According to county staff, Penrose Group’s proposal for the mixed-use building fits in with the 1980 Ballston Sector Plan and the 1981 West Ballston Land Use Study.
“The proposed site plan implements a successful transition through use of architecture to the existing townhouses abutting the site to the west, including façade design, plantings, and a special paving treatment in the alley,” county staff said.
(Update at 6:25 p.m.) A new, mixed-use development is in the works for the western end of Columbia Pike.
Pillars Development Group, which built The Berkeley condominium in Ballston, is planning on constructing 78 condominiums and 8,000-square feet of ground floor retail at 4707 Columbia Pike, next to S. Buchanan Street, in the location of the now-closed El Tutumaso Bolivian restaurant.
That restaurant — previously home to a second location of Bob and Edith’s Diner and Sauca, which closed within a year of opening in 2012 — will be bulldozed for the incoming development. Pillars has applied for its first building permit on the site, and Operations Director Marwan Shahin told ARLnow.com today that the company hopes to start digging in May or June.
“We’re hoping we can start having people living in the building 18 to 24 months after that,” Shahin said.
The retail space does not have a prospective occupant yet, but Shahin said the company is looking to sell, not lease, that space to whoever wants to open a business in the first floor. The retail would front onto Columbia Pike and the residential entrance would be off of S. Buchanan Street.
Shahin said there will be a combination of underground and surface parking. The building will be developed (and has been approved) under the Columbia Pike Form-Based Code for commercial districts, which allows some projects to be approved without a hearing before the Arlington County Board.
Commercial property values decreased by 0.1 percent in Calendar Year (CY) 2012, coming in at $30.4 billion.

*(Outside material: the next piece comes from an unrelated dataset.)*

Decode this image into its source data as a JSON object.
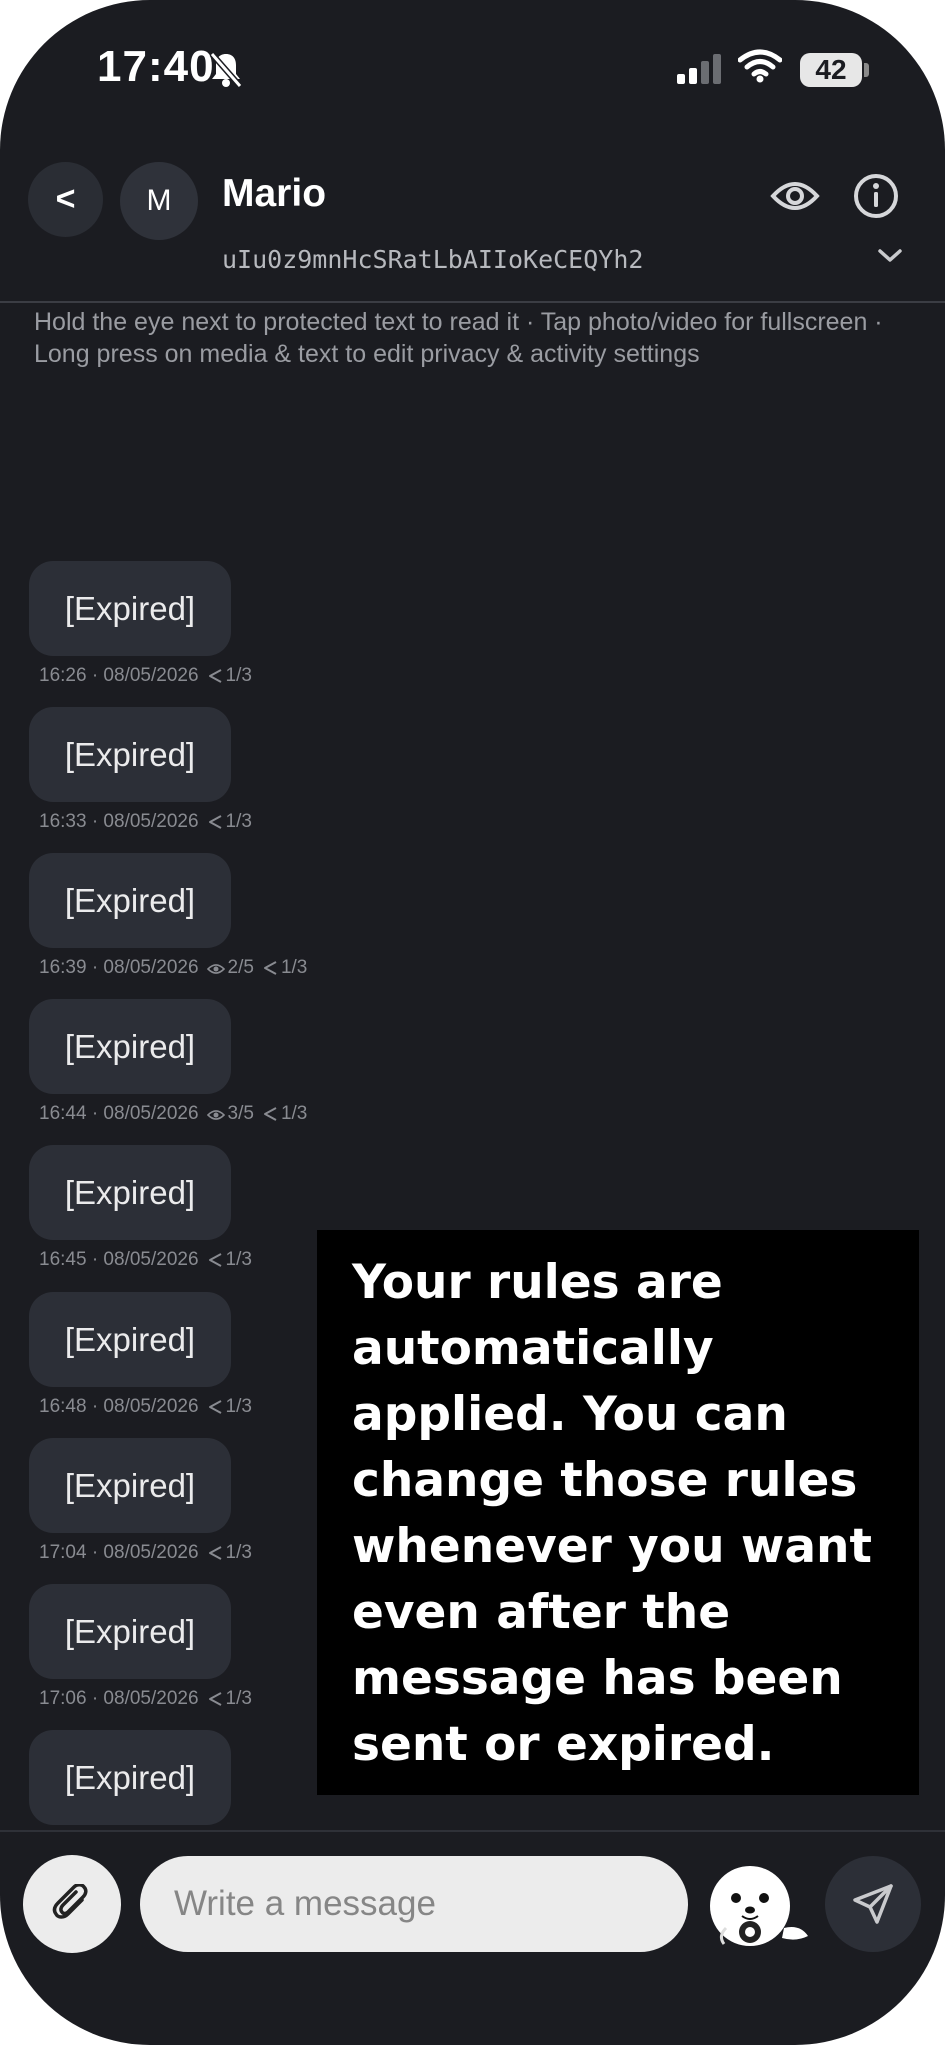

Although multi-family rental properties fall into that category and increased by almost 1 percent, the rest of the commercial property types (office, retail, hotel) declined by 0.5 percent. Commercial properties still account for 49 percent of the county’s tax base.
A county press release suggests the drop in commercial property values is due to impacts from the Base Realignment and Closure (BRAC) in Crystal City and concerns about federal budget issues. The budget concerns are expected to have an impact for the next few years. While state and federal grant funding remains uncertain, real estate tax revenues represent approximately 56 percent of the county’s total revenues.
“These assessments reflect the impact that BRAC, and the slow economic recovery, continues to have on Arlington,” said Arlington County Manager Barbara Donnellan in a statement. “While our balance of commercial and residential development continues to keep Arlington’s economic outlook fundamentally sound, we are not immune from the larger economic forces that continue to buffet the nation. As we projected late last year, there will be about a $50 million gap between the County’s revenues and expenses, and both County government and Schools will need to make some tough choices to close that gap.”
Overall, Arlington’s 2013 real estate assessments remained unchanged. The average assessment for existing single-family properties, including condominiums, townhouses and detached homes, increased by about 1 percent, to $524,700.
Real estate assessments will be mailed to all Arlington property owners starting today, and will be available online after 5:00 p.m. Of all residential property owners, 47 percent will see no change in their assessment, 22 percent will see declines of varying amounts and 31 will see increases of varying amounts.